++++ Input data

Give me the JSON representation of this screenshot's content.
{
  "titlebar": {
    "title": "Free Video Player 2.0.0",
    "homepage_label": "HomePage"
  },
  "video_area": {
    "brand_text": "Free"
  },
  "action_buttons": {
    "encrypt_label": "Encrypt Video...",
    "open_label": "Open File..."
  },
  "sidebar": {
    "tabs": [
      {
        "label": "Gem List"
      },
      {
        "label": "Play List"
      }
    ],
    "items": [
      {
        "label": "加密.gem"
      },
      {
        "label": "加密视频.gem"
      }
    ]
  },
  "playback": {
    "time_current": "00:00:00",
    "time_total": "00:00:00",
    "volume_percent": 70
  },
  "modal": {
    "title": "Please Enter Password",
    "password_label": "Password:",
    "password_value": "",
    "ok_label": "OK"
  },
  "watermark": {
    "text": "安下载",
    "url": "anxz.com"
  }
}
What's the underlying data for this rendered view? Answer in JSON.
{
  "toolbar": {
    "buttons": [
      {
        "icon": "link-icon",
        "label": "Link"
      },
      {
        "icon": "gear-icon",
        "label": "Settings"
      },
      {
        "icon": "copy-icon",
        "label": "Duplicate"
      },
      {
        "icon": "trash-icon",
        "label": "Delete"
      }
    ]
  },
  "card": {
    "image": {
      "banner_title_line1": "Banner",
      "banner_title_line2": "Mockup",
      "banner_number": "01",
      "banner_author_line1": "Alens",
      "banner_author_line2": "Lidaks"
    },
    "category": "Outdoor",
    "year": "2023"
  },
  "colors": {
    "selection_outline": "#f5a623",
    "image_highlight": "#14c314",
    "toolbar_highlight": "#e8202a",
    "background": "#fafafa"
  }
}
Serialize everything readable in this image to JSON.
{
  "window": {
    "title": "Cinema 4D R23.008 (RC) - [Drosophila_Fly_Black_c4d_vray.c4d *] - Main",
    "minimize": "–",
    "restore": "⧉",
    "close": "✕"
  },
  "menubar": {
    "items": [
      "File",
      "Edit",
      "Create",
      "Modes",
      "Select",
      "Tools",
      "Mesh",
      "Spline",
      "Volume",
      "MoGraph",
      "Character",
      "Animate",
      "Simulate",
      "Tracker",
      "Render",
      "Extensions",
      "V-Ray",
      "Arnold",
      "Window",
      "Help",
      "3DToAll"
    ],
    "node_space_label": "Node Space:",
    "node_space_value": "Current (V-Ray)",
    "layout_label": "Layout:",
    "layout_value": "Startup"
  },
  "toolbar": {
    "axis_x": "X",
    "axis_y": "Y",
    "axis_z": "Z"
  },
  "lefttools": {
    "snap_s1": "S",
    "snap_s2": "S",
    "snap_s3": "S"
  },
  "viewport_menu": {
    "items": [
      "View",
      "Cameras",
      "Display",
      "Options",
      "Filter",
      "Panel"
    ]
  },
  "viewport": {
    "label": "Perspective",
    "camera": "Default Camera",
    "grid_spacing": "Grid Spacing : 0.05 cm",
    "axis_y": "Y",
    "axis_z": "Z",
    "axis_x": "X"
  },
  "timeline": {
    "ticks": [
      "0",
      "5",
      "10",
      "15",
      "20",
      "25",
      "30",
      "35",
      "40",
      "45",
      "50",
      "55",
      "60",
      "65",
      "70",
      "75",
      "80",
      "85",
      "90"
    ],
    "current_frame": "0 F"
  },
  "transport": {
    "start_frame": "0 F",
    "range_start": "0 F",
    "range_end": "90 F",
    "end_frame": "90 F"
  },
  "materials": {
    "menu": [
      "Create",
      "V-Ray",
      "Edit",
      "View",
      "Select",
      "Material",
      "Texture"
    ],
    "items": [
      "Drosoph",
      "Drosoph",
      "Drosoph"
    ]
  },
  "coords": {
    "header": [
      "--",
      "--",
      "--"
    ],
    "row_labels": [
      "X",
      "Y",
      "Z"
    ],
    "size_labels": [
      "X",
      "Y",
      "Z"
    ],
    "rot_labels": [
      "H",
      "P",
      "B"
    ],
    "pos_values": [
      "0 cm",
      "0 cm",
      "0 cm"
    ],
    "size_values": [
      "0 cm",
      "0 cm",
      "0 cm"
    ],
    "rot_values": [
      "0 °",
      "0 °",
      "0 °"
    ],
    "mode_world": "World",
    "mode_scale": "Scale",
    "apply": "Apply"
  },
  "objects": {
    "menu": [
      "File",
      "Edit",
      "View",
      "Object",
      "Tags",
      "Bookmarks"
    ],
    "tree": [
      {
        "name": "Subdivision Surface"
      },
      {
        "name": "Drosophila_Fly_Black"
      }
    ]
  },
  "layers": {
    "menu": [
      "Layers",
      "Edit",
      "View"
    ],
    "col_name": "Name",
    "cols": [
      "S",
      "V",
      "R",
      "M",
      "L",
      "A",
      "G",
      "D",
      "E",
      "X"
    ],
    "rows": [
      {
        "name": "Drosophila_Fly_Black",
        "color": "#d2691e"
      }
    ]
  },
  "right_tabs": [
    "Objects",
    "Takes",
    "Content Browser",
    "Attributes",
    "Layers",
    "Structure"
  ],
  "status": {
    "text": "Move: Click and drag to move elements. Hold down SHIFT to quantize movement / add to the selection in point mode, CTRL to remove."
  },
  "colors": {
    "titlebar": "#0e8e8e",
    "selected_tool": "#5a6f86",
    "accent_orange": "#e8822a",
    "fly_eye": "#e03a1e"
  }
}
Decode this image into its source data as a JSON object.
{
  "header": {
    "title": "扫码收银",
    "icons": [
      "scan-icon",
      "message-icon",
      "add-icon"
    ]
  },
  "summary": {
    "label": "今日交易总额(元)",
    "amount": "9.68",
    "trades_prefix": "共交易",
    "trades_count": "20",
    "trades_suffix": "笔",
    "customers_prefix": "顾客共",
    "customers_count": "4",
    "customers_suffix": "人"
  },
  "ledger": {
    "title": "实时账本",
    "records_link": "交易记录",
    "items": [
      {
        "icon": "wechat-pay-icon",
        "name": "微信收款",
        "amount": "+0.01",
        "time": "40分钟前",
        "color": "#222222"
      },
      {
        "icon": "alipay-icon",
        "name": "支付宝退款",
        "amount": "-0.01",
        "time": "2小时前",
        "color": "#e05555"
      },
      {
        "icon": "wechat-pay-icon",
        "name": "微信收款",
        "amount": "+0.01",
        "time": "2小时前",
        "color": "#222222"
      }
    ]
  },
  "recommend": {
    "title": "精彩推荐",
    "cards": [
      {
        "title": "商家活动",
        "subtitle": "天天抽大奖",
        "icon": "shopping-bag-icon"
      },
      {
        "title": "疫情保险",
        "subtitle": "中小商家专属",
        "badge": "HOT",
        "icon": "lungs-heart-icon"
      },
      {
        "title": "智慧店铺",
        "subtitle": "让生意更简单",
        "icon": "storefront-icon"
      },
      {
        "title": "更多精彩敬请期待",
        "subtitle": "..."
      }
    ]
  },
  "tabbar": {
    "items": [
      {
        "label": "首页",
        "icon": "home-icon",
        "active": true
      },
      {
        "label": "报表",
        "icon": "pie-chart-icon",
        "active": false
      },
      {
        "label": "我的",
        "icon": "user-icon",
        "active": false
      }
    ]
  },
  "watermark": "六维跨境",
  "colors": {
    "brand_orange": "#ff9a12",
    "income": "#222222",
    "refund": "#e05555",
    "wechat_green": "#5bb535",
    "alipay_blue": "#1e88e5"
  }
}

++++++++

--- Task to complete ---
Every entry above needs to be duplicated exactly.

--- Solution to the problem ---
Give me the JSON representation of this screenshot's content.
{
  "titlebar": {
    "title": "Free Video Player 2.0.0",
    "homepage_label": "HomePage"
  },
  "video_area": {
    "brand_text": "Free"
  },
  "action_buttons": {
    "encrypt_label": "Encrypt Video...",
    "open_label": "Open File..."
  },
  "sidebar": {
    "tabs": [
      {
        "label": "Gem List"
      },
      {
        "label": "Play List"
      }
    ],
    "items": [
      {
        "label": "加密.gem"
      },
      {
        "label": "加密视频.gem"
      }
    ]
  },
  "playback": {
    "time_current": "00:00:00",
    "time_total": "00:00:00",
    "volume_percent": 70
  },
  "modal": {
    "title": "Please Enter Password",
    "password_label": "Password:",
    "password_value": "",
    "ok_label": "OK"
  },
  "watermark": {
    "text": "安下载",
    "url": "anxz.com"
  }
}
What's the underlying data for this rendered view? Answer in JSON.
{
  "toolbar": {
    "buttons": [
      {
        "icon": "link-icon",
        "label": "Link"
      },
      {
        "icon": "gear-icon",
        "label": "Settings"
      },
      {
        "icon": "copy-icon",
        "label": "Duplicate"
      },
      {
        "icon": "trash-icon",
        "label": "Delete"
      }
    ]
  },
  "card": {
    "image": {
      "banner_title_line1": "Banner",
      "banner_title_line2": "Mockup",
      "banner_number": "01",
      "banner_author_line1": "Alens",
      "banner_author_line2": "Lidaks"
    },
    "category": "Outdoor",
    "year": "2023"
  },
  "colors": {
    "selection_outline": "#f5a623",
    "image_highlight": "#14c314",
    "toolbar_highlight": "#e8202a",
    "background": "#fafafa"
  }
}
Serialize everything readable in this image to JSON.
{
  "window": {
    "title": "Cinema 4D R23.008 (RC) - [Drosophila_Fly_Black_c4d_vray.c4d *] - Main",
    "minimize": "–",
    "restore": "⧉",
    "close": "✕"
  },
  "menubar": {
    "items": [
      "File",
      "Edit",
      "Create",
      "Modes",
      "Select",
      "Tools",
      "Mesh",
      "Spline",
      "Volume",
      "MoGraph",
      "Character",
      "Animate",
      "Simulate",
      "Tracker",
      "Render",
      "Extensions",
      "V-Ray",
      "Arnold",
      "Window",
      "Help",
      "3DToAll"
    ],
    "node_space_label": "Node Space:",
    "node_space_value": "Current (V-Ray)",
    "layout_label": "Layout:",
    "layout_value": "Startup"
  },
  "toolbar": {
    "axis_x": "X",
    "axis_y": "Y",
    "axis_z": "Z"
  },
  "lefttools": {
    "snap_s1": "S",
    "snap_s2": "S",
    "snap_s3": "S"
  },
  "viewport_menu": {
    "items": [
      "View",
      "Cameras",
      "Display",
      "Options",
      "Filter",
      "Panel"
    ]
  },
  "viewport": {
    "label": "Perspective",
    "camera": "Default Camera",
    "grid_spacing": "Grid Spacing : 0.05 cm",
    "axis_y": "Y",
    "axis_z": "Z",
    "axis_x": "X"
  },
  "timeline": {
    "ticks": [
      "0",
      "5",
      "10",
      "15",
      "20",
      "25",
      "30",
      "35",
      "40",
      "45",
      "50",
      "55",
      "60",
      "65",
      "70",
      "75",
      "80",
      "85",
      "90"
    ],
    "current_frame": "0 F"
  },
  "transport": {
    "start_frame": "0 F",
    "range_start": "0 F",
    "range_end": "90 F",
    "end_frame": "90 F"
  },
  "materials": {
    "menu": [
      "Create",
      "V-Ray",
      "Edit",
      "View",
      "Select",
      "Material",
      "Texture"
    ],
    "items": [
      "Drosoph",
      "Drosoph",
      "Drosoph"
    ]
  },
  "coords": {
    "header": [
      "--",
      "--",
      "--"
    ],
    "row_labels": [
      "X",
      "Y",
      "Z"
    ],
    "size_labels": [
      "X",
      "Y",
      "Z"
    ],
    "rot_labels": [
      "H",
      "P",
      "B"
    ],
    "pos_values": [
      "0 cm",
      "0 cm",
      "0 cm"
    ],
    "size_values": [
      "0 cm",
      "0 cm",
      "0 cm"
    ],
    "rot_values": [
      "0 °",
      "0 °",
      "0 °"
    ],
    "mode_world": "World",
    "mode_scale": "Scale",
    "apply": "Apply"
  },
  "objects": {
    "menu": [
      "File",
      "Edit",
      "View",
      "Object",
      "Tags",
      "Bookmarks"
    ],
    "tree": [
      {
        "name": "Subdivision Surface"
      },
      {
        "name": "Drosophila_Fly_Black"
      }
    ]
  },
  "layers": {
    "menu": [
      "Layers",
      "Edit",
      "View"
    ],
    "col_name": "Name",
    "cols": [
      "S",
      "V",
      "R",
      "M",
      "L",
      "A",
      "G",
      "D",
      "E",
      "X"
    ],
    "rows": [
      {
        "name": "Drosophila_Fly_Black",
        "color": "#d2691e"
      }
    ]
  },
  "right_tabs": [
    "Objects",
    "Takes",
    "Content Browser",
    "Attributes",
    "Layers",
    "Structure"
  ],
  "status": {
    "text": "Move: Click and drag to move elements. Hold down SHIFT to quantize movement / add to the selection in point mode, CTRL to remove."
  },
  "colors": {
    "titlebar": "#0e8e8e",
    "selected_tool": "#5a6f86",
    "accent_orange": "#e8822a",
    "fly_eye": "#e03a1e"
  }
}
Decode this image into its source data as a JSON object.
{
  "header": {
    "title": "扫码收银",
    "icons": [
      "scan-icon",
      "message-icon",
      "add-icon"
    ]
  },
  "summary": {
    "label": "今日交易总额(元)",
    "amount": "9.68",
    "trades_prefix": "共交易",
    "trades_count": "20",
    "trades_suffix": "笔",
    "customers_prefix": "顾客共",
    "customers_count": "4",
    "customers_suffix": "人"
  },
  "ledger": {
    "title": "实时账本",
    "records_link": "交易记录",
    "items": [
      {
        "icon": "wechat-pay-icon",
        "name": "微信收款",
        "amount": "+0.01",
        "time": "40分钟前",
        "color": "#222222"
      },
      {
        "icon": "alipay-icon",
        "name": "支付宝退款",
        "amount": "-0.01",
        "time": "2小时前",
        "color": "#e05555"
      },
      {
        "icon": "wechat-pay-icon",
        "name": "微信收款",
        "amount": "+0.01",
        "time": "2小时前",
        "color": "#222222"
      }
    ]
  },
  "recommend": {
    "title": "精彩推荐",
    "cards": [
      {
        "title": "商家活动",
        "subtitle": "天天抽大奖",
        "icon": "shopping-bag-icon"
      },
      {
        "title": "疫情保险",
        "subtitle": "中小商家专属",
        "badge": "HOT",
        "icon": "lungs-heart-icon"
      },
      {
        "title": "智慧店铺",
        "subtitle": "让生意更简单",
        "icon": "storefront-icon"
      },
      {
        "title": "更多精彩敬请期待",
        "subtitle": "..."
      }
    ]
  },
  "tabbar": {
    "items": [
      {
        "label": "首页",
        "icon": "home-icon",
        "active": true
      },
      {
        "label": "报表",
        "icon": "pie-chart-icon",
        "active": false
      },
      {
        "label": "我的",
        "icon": "user-icon",
        "active": false
      }
    ]
  },
  "watermark": "六维跨境",
  "colors": {
    "brand_orange": "#ff9a12",
    "income": "#222222",
    "refund": "#e05555",
    "wechat_green": "#5bb535",
    "alipay_blue": "#1e88e5"
  }
}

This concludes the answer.